Scan the records for the word "第一道防线". Copy each line that includes it.

PROVIDED RECORDS section start

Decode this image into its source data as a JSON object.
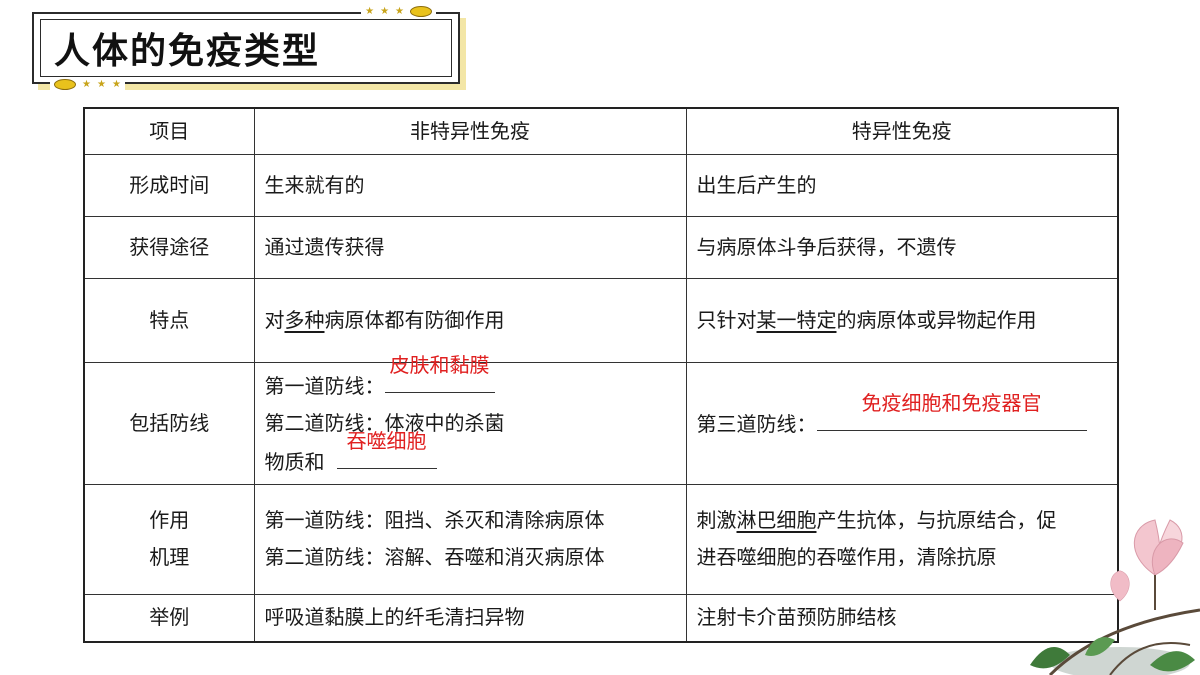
{
  "title": "人体的免疫类型",
  "table": {
    "headers": [
      "项目",
      "非特异性免疫",
      "特异性免疫"
    ],
    "rows": [
      {
        "item": "形成时间",
        "nonspecific": "生来就有的",
        "specific": "出生后产生的"
      },
      {
        "item": "获得途径",
        "nonspecific": "通过遗传获得",
        "specific": "与病原体斗争后获得，不遗传"
      },
      {
        "item": "特点",
        "nonspecific": {
          "pre": "对",
          "underlined": "多种",
          "post": "病原体都有防御作用"
        },
        "specific": {
          "pre": "只针对",
          "underlined": "某一特定",
          "post": "的病原体或异物起作用"
        }
      },
      {
        "item": "包括防线",
        "nonspecific": {
          "line1_label": "第一道防线：",
          "line1_answer": "皮肤和黏膜",
          "line2_text": "第二道防线：体液中的杀菌",
          "line3_label": "物质和",
          "line3_answer": "吞噬细胞"
        },
        "specific": {
          "label": "第三道防线：",
          "answer": "免疫细胞和免疫器官"
        }
      },
      {
        "item_line1": "作用",
        "item_line2": "机理",
        "nonspecific": {
          "line1": "第一道防线：阻挡、杀灭和清除病原体",
          "line2": "第二道防线：溶解、吞噬和消灭病原体"
        },
        "specific": {
          "pre": "刺激",
          "underlined": "淋巴细胞",
          "post": "产生抗体，与抗原结合，促",
          "line2": "进吞噬细胞的吞噬作用，清除抗原"
        }
      },
      {
        "item": "举例",
        "nonspecific": "呼吸道黏膜上的纤毛清扫异物",
        "specific": "注射卡介苗预防肺结核"
      }
    ]
  },
  "colors": {
    "answer": "#e02020",
    "border": "#222222",
    "accent": "#e9c21c"
  },
  "decorations": [
    "star-icon",
    "oval-icon",
    "magnolia-flower-illustration"
  ]
}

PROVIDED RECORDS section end

* RESULT
          "line1_label": "第一道防线：",
          "line1": "第一道防线：阻挡、杀灭和清除病原体",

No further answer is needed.